Ski-resort operators in the Rocky Mountains are elated about this year's early-season snowfall: despite advances in snowmaking technology, resorts still live or die with Mother Nature. No other business, it seems, should care more about global warming--you can't schuss in slush. But until now the industry has been loath to address the issue for fear of creating the impression that the sport is imperiled. In February the U.S. National Ski Areas Association, which represents 350 hills from Maine to California, will formally announce its Keep Winter Cool campaign, the first industry-wide initiative aimed at combating climate change. Locales will ramp up their efforts to reduce greenhouse gases--ski areas will purchase more wind power to run lifts and snowmaking operations (which account for the bulk of their carbon-dioxide emissions). The industry also plans to use its clout in Washington to encourage federal incentives for renewable energies; with their affluence and Republican tilt, skiers may become major players in policymaking. "It's mind-boggling that the ski industry has not been on the forefront of this issue," says Auden Schendler of Aspen Skiing Co. "We utterly depend on climate."

So why is the industry acting now?

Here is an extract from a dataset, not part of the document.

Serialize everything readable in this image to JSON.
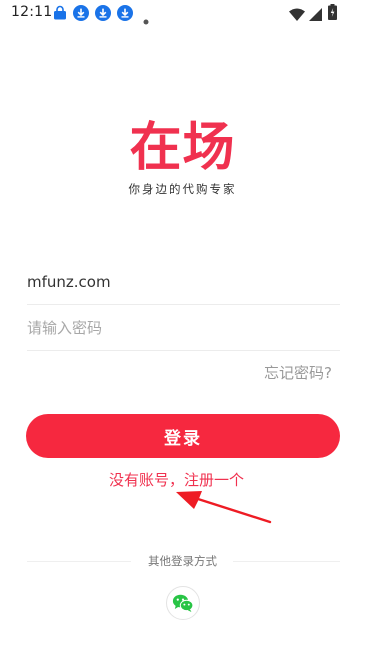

Resort officials say there is no longer any doubt about the science--the United Nations and the Bush administration agree the planet is warming. Climate models predict that nights (when resorts make snow) will be warmer and winters shorter, with more rain, less snowfall and unpredictable weather. A U.N. report shows the Alps are warming faster than the rest of the globe, and a rising snow line could turn some ski runs into green pastures by the end of the century. Nobody can predict what the Rockies will look like in 100 years, but climate trends indicate the ski industry has real reason for concern.

EXHIBITS: Homes Away From Home

Grand Hotel. Always the same. People come, people go. Nothing ever happens," said Dr. Otternschlag in the 1932 film "Grand Hotel." In his time, maybe he was right. But today, hotels are business centers, diplomatic gathering grounds and nightlife hubs. And with top names like Philippe Starck designing them, hotels are even being regarded as art. Little wonder, then, that New York's Cooper-Hewitt National Design Museum is currently showing "New Hotels for Global Nomads," an exhibit in honor of the home-away-from-home.

Through photos, miniature replica models, videos and hotel accessories on display, the visitor is introduced to the hotel as comfort, luxury, convenience and escape. At the museum, you can see for yourself what kind of roamer you are. The opulent nomad would love Dubai's sail-like Burj Al-Arab. The rooms with tiny bunk beds in Tokyo's capsule hotels should appeal to those who miss boarding school.

For the true escapist, there are the gimmicks of the future. The Lobbi_Ports, a system of capsules that developers can add to hotels to provide additional high-rise lounges and observation decks, seem straight out of "Back to the Future II." Such fantasies unfortunately are a little overeager to impress--in fact, just like the exhibit itself. While the actual hotels make one's jaw drop, the setting here disappoints. For instance, a model and a photo of the Burj Al-Arab, displayed in a minimalist room with dim lights, simply don't do the real thing justice. The usually cutting-edge Cooper-Hewitt tries too hard to emulate the minimalist chic--and now overplayed--style of Starck, whose designs are copied from New York to Sydney. If Dr. Otternschlag could see hotel design today, he might well apply his statement to museums, not hotels.